Copy the entries exactly. Their pictures do not belong in the copy.
---- Excerpted records
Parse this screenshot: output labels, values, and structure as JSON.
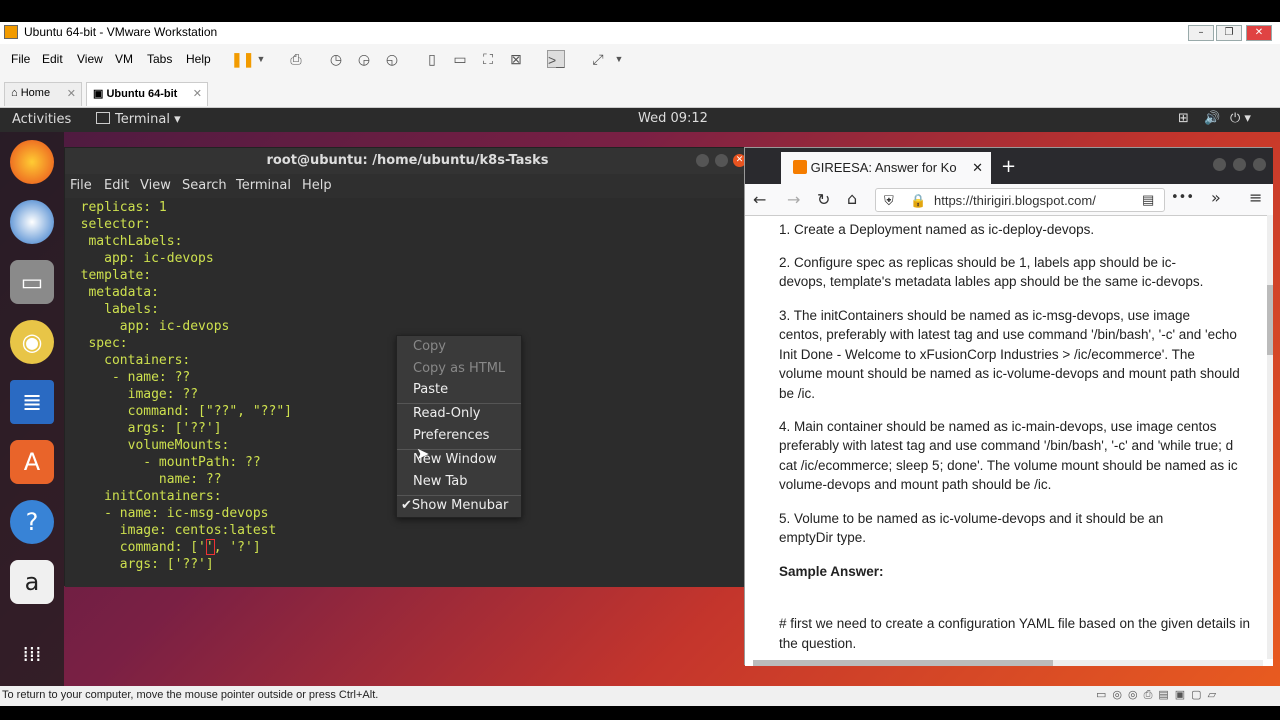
{
  "vmware": {
    "title": "Ubuntu 64-bit - VMware Workstation",
    "menu": [
      "File",
      "Edit",
      "View",
      "VM",
      "Tabs",
      "Help"
    ],
    "tabs": [
      {
        "label": "Home"
      },
      {
        "label": "Ubuntu 64-bit"
      }
    ],
    "status": "To return to your computer, move the mouse pointer outside or press Ctrl+Alt."
  },
  "ubuntu": {
    "activities": "Activities",
    "app_menu": "Terminal ▾",
    "clock": "Wed 09:12"
  },
  "terminal": {
    "title": "root@ubuntu: /home/ubuntu/k8s-Tasks",
    "menu": [
      "File",
      "Edit",
      "View",
      "Search",
      "Terminal",
      "Help"
    ],
    "lines": [
      "  replicas: 1",
      "  selector:",
      "   matchLabels:",
      "     app: ic-devops",
      "  template:",
      "   metadata:",
      "     labels:",
      "       app: ic-devops",
      "   spec:",
      "     containers:",
      "      - name: ??",
      "        image: ??",
      "        command: [\"??\", \"??\"]",
      "        args: ['??']",
      "        volumeMounts:",
      "          - mountPath: ??",
      "            name: ??",
      "     initContainers:",
      "     - name: ic-msg-devops",
      "       image: centos:latest",
      "       command: ['', '?']",
      "       args: ['??']"
    ]
  },
  "context_menu": {
    "items": [
      {
        "label": "Copy",
        "disabled": true
      },
      {
        "label": "Copy as HTML",
        "disabled": true
      },
      {
        "label": "Paste",
        "disabled": false
      },
      {
        "label": "Read-Only",
        "disabled": false
      },
      {
        "label": "Preferences",
        "disabled": false
      },
      {
        "label": "New Window",
        "disabled": false
      },
      {
        "label": "New Tab",
        "disabled": false
      },
      {
        "label": "✔Show Menubar",
        "disabled": false
      }
    ]
  },
  "firefox": {
    "tab_title": "GIREESA: Answer for Ko",
    "url": "https://thirigiri.blogspot.com/",
    "paragraphs": [
      "1. Create a Deployment named as ic-deploy-devops.",
      "    2. Configure spec as replicas should be 1, labels app should be ic-",
      "devops, template's metadata lables app should be the same ic-devops.",
      "    3. The initContainers should be named as ic-msg-devops, use image",
      "centos, preferably with latest tag and use command '/bin/bash', '-c' and 'echo",
      "Init Done - Welcome to xFusionCorp Industries > /ic/ecommerce'. The",
      "volume mount should be named as ic-volume-devops and mount path should",
      "be /ic.",
      "    4. Main container should be named as ic-main-devops, use image centos",
      "preferably with latest tag and use command '/bin/bash', '-c' and 'while true; d",
      "cat /ic/ecommerce; sleep 5; done'. The volume mount should be named as ic",
      "volume-devops and mount path should be /ic.",
      "    5. Volume to be named as ic-volume-devops and it should be an",
      "emptyDir type.",
      "Sample Answer:",
      "# first we need to create a configuration YAML file based on the given details in",
      "the question."
    ]
  }
}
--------
▸ **Answer section**:
Parse this screenshot: output labels, values, and structure as JSON.
{
  "vmware": {
    "title": "Ubuntu 64-bit - VMware Workstation",
    "menu": [
      "File",
      "Edit",
      "View",
      "VM",
      "Tabs",
      "Help"
    ],
    "tabs": [
      {
        "label": "Home"
      },
      {
        "label": "Ubuntu 64-bit"
      }
    ],
    "status": "To return to your computer, move the mouse pointer outside or press Ctrl+Alt."
  },
  "ubuntu": {
    "activities": "Activities",
    "app_menu": "Terminal ▾",
    "clock": "Wed 09:12"
  },
  "terminal": {
    "title": "root@ubuntu: /home/ubuntu/k8s-Tasks",
    "menu": [
      "File",
      "Edit",
      "View",
      "Search",
      "Terminal",
      "Help"
    ],
    "lines": [
      "  replicas: 1",
      "  selector:",
      "   matchLabels:",
      "     app: ic-devops",
      "  template:",
      "   metadata:",
      "     labels:",
      "       app: ic-devops",
      "   spec:",
      "     containers:",
      "      - name: ??",
      "        image: ??",
      "        command: [\"??\", \"??\"]",
      "        args: ['??']",
      "        volumeMounts:",
      "          - mountPath: ??",
      "            name: ??",
      "     initContainers:",
      "     - name: ic-msg-devops",
      "       image: centos:latest",
      "       command: ['', '?']",
      "       args: ['??']"
    ]
  },
  "context_menu": {
    "items": [
      {
        "label": "Copy",
        "disabled": true
      },
      {
        "label": "Copy as HTML",
        "disabled": true
      },
      {
        "label": "Paste",
        "disabled": false
      },
      {
        "label": "Read-Only",
        "disabled": false
      },
      {
        "label": "Preferences",
        "disabled": false
      },
      {
        "label": "New Window",
        "disabled": false
      },
      {
        "label": "New Tab",
        "disabled": false
      },
      {
        "label": "✔Show Menubar",
        "disabled": false
      }
    ]
  },
  "firefox": {
    "tab_title": "GIREESA: Answer for Ko",
    "url": "https://thirigiri.blogspot.com/",
    "paragraphs": [
      "1. Create a Deployment named as ic-deploy-devops.",
      "    2. Configure spec as replicas should be 1, labels app should be ic-",
      "devops, template's metadata lables app should be the same ic-devops.",
      "    3. The initContainers should be named as ic-msg-devops, use image",
      "centos, preferably with latest tag and use command '/bin/bash', '-c' and 'echo",
      "Init Done - Welcome to xFusionCorp Industries > /ic/ecommerce'. The",
      "volume mount should be named as ic-volume-devops and mount path should",
      "be /ic.",
      "    4. Main container should be named as ic-main-devops, use image centos",
      "preferably with latest tag and use command '/bin/bash', '-c' and 'while true; d",
      "cat /ic/ecommerce; sleep 5; done'. The volume mount should be named as ic",
      "volume-devops and mount path should be /ic.",
      "    5. Volume to be named as ic-volume-devops and it should be an",
      "emptyDir type.",
      "Sample Answer:",
      "# first we need to create a configuration YAML file based on the given details in",
      "the question."
    ]
  }
}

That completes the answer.